[WHAT THIS TASK INVOLVES] Which lines of the records below contain the word "Disk"? Report each of them in full.

Saved data entries:
Segment Open

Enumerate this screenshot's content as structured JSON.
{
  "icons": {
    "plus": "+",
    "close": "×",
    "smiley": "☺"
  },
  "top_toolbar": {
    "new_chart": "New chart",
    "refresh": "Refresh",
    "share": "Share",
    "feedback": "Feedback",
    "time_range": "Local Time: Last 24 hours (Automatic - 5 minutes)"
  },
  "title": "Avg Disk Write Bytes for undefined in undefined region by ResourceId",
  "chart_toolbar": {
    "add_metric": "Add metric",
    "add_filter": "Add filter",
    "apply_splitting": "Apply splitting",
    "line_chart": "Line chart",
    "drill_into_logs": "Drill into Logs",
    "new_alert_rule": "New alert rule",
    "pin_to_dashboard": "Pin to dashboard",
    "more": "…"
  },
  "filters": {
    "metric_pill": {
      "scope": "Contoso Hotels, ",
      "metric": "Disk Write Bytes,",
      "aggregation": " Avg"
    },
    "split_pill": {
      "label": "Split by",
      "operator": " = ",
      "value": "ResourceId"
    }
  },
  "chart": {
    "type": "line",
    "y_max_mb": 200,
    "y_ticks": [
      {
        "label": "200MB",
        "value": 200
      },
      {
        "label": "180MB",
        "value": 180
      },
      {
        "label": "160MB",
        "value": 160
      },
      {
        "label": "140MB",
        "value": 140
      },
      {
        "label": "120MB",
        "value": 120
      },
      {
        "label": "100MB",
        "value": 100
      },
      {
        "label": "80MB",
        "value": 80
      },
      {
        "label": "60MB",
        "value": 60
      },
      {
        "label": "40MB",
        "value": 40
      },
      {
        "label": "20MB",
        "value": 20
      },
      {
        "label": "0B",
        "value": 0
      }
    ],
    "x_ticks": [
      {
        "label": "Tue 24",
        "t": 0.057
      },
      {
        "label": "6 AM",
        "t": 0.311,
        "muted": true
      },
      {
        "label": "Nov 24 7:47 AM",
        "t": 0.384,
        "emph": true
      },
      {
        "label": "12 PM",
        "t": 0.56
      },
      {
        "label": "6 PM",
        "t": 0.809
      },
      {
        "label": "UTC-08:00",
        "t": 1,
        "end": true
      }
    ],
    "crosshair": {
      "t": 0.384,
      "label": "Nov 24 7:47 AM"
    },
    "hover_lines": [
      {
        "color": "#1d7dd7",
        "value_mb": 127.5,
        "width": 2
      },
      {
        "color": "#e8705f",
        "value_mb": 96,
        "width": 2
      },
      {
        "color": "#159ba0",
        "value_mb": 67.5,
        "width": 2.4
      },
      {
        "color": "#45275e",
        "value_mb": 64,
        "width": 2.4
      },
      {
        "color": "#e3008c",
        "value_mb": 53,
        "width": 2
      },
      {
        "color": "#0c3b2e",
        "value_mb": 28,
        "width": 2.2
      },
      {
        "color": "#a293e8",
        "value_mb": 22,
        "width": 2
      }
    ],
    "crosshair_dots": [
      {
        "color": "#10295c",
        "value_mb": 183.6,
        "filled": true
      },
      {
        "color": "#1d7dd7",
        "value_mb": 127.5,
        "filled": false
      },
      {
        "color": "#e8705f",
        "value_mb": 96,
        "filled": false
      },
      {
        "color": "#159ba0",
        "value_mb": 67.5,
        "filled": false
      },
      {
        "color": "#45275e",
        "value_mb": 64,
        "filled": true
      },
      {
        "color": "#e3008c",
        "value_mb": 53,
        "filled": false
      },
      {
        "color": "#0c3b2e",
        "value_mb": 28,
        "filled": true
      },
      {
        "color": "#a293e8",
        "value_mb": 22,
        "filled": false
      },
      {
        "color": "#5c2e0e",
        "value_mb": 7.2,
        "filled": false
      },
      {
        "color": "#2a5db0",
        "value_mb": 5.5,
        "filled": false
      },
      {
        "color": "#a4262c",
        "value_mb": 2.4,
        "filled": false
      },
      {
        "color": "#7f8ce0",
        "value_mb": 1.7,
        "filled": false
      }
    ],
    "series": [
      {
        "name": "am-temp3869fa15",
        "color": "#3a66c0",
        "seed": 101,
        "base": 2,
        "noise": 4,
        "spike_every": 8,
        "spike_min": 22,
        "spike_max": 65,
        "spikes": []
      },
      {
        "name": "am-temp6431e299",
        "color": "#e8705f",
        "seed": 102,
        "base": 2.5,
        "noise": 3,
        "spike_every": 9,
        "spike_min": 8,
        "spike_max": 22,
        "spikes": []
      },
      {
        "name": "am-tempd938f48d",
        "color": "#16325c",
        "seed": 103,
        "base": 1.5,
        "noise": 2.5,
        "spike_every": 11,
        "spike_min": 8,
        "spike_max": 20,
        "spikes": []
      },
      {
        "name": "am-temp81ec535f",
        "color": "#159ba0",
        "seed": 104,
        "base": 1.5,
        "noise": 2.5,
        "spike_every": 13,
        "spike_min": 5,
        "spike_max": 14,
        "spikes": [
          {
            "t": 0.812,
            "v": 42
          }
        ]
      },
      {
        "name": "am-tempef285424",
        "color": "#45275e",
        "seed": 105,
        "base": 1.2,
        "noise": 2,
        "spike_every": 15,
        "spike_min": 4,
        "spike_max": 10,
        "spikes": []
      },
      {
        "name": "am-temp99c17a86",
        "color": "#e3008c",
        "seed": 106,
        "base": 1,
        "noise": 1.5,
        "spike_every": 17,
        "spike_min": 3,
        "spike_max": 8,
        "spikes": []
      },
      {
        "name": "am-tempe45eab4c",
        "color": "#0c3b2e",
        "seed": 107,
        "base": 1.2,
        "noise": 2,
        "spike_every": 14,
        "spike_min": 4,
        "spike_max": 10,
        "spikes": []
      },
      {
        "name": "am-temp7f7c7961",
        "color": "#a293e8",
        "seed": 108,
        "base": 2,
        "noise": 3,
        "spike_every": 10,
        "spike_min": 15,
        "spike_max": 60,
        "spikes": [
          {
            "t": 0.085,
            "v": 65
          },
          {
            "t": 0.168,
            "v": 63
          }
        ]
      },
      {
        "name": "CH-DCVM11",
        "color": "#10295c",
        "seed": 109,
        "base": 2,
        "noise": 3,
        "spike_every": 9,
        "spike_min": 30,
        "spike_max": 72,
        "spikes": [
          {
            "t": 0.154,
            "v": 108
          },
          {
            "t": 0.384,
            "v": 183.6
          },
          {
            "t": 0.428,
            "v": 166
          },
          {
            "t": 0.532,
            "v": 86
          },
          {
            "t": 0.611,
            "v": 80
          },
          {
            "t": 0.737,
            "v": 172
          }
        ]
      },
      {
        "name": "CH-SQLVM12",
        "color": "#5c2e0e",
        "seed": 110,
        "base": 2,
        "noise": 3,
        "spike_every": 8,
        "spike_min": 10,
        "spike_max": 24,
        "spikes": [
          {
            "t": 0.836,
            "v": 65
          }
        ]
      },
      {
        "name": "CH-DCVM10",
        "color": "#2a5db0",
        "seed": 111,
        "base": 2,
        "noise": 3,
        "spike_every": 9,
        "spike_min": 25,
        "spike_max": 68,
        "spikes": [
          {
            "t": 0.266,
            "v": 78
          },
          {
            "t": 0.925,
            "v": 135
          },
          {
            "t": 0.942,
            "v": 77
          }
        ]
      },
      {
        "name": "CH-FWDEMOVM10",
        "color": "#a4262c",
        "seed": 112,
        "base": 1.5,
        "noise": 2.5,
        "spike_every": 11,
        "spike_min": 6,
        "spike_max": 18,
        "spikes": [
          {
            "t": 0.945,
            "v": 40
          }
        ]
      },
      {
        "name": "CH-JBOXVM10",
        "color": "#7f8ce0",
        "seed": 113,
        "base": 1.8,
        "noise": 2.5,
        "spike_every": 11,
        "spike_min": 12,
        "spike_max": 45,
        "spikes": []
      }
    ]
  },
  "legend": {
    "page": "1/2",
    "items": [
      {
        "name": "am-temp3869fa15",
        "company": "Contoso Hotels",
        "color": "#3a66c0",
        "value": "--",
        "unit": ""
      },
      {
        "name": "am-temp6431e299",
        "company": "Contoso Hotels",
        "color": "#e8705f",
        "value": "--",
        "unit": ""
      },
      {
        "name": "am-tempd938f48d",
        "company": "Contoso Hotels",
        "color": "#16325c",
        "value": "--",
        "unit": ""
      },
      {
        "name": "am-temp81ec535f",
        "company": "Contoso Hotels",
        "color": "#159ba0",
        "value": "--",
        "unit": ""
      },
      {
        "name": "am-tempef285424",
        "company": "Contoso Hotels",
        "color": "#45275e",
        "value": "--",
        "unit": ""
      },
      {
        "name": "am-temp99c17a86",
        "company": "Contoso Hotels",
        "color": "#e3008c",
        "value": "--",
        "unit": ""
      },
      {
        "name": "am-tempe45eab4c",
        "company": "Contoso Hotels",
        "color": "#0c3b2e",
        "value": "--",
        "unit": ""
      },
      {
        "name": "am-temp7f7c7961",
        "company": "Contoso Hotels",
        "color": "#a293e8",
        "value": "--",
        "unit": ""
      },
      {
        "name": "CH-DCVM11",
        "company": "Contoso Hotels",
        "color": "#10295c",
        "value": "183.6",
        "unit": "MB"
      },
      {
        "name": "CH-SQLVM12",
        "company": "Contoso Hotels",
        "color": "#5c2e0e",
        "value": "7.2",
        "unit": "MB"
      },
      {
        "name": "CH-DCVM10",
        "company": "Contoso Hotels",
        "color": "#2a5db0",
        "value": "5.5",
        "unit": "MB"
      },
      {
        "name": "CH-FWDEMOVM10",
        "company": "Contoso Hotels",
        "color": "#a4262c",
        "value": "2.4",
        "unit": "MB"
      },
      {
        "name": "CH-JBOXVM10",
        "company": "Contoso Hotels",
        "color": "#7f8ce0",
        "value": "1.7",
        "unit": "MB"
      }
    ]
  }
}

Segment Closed

[RESPONSE TO THE EXERCISE]
  "title": "Avg Disk Write Bytes for undefined in undefined region by ResourceId",
      "metric": "Disk Write Bytes,",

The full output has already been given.